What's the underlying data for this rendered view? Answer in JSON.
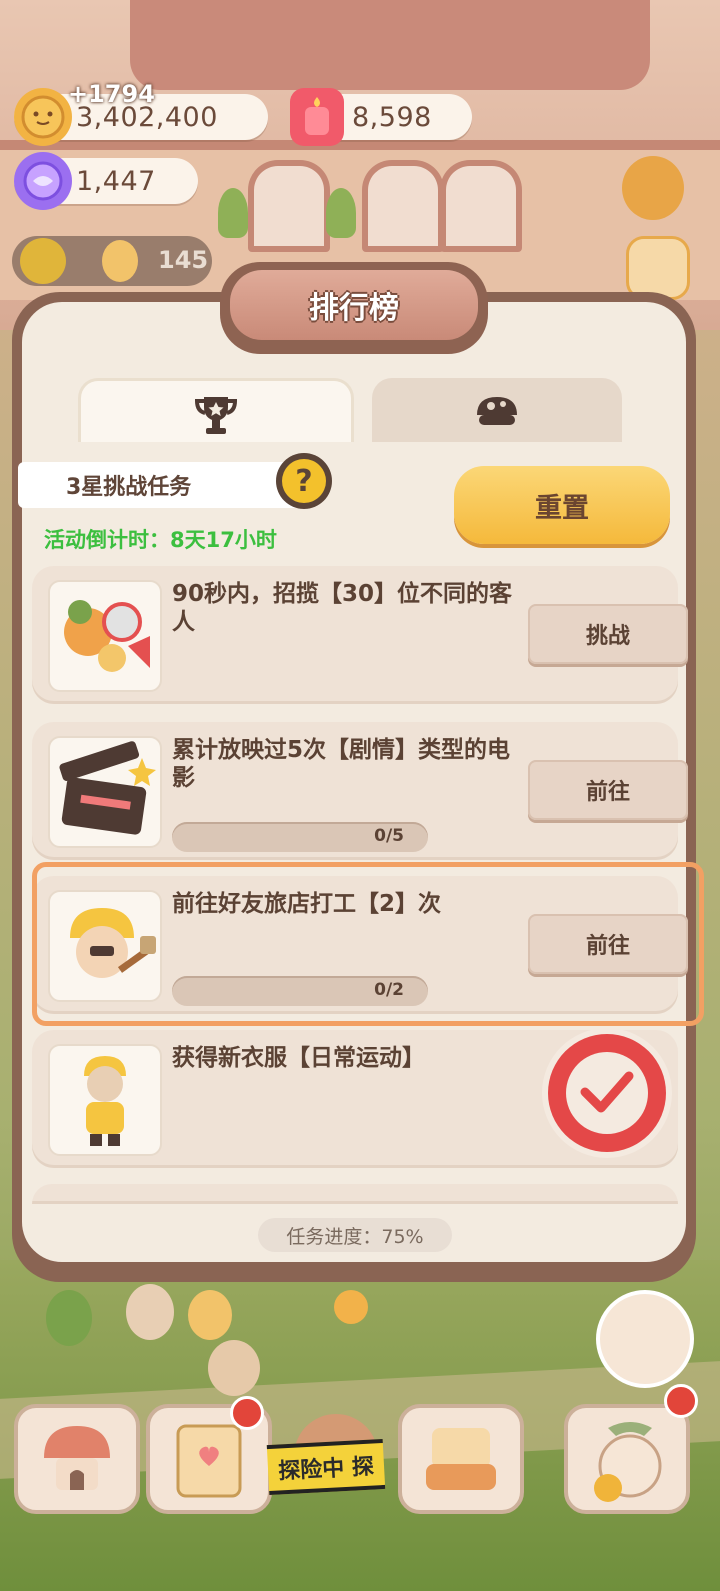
{
  "currency": {
    "coins": "3,402,400",
    "coins_gain": "+1794",
    "candles": "8,598",
    "gems": "1,447",
    "level_count": "145"
  },
  "panel": {
    "title": "排行榜",
    "challenge_label": "3星挑战任务",
    "help": "?",
    "reset_button": "重置",
    "countdown": "活动倒计时：8天17小时",
    "progress": "任务进度：75%"
  },
  "tasks": [
    {
      "text": "90秒内，招揽【30】位不同的客人",
      "button": "挑战"
    },
    {
      "text": "累计放映过5次【剧情】类型的电影",
      "button": "前往",
      "progress_label": "0/5",
      "progress_fraction": 0
    },
    {
      "text": "前往好友旅店打工【2】次",
      "button": "前往",
      "progress_label": "0/2",
      "progress_fraction": 0
    },
    {
      "text": "获得新衣服【日常运动】",
      "completed": true
    }
  ],
  "bottom_nav": {
    "explore_banner": "探险中 探"
  },
  "colors": {
    "countdown_green": "#3cbf3f",
    "reset_yellow": "#f5b93b",
    "panel_frame": "#8a6453",
    "stamp_red": "#e44848",
    "highlight_orange": "#f2a063"
  }
}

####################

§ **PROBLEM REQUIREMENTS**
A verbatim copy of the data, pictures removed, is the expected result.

§ **EXERCISE RESPONSE**
What's the underlying data for this rendered view? Answer in JSON.
{
  "currency": {
    "coins": "3,402,400",
    "coins_gain": "+1794",
    "candles": "8,598",
    "gems": "1,447",
    "level_count": "145"
  },
  "panel": {
    "title": "排行榜",
    "challenge_label": "3星挑战任务",
    "help": "?",
    "reset_button": "重置",
    "countdown": "活动倒计时：8天17小时",
    "progress": "任务进度：75%"
  },
  "tasks": [
    {
      "text": "90秒内，招揽【30】位不同的客人",
      "button": "挑战"
    },
    {
      "text": "累计放映过5次【剧情】类型的电影",
      "button": "前往",
      "progress_label": "0/5",
      "progress_fraction": 0
    },
    {
      "text": "前往好友旅店打工【2】次",
      "button": "前往",
      "progress_label": "0/2",
      "progress_fraction": 0
    },
    {
      "text": "获得新衣服【日常运动】",
      "completed": true
    }
  ],
  "bottom_nav": {
    "explore_banner": "探险中 探"
  },
  "colors": {
    "countdown_green": "#3cbf3f",
    "reset_yellow": "#f5b93b",
    "panel_frame": "#8a6453",
    "stamp_red": "#e44848",
    "highlight_orange": "#f2a063"
  }
}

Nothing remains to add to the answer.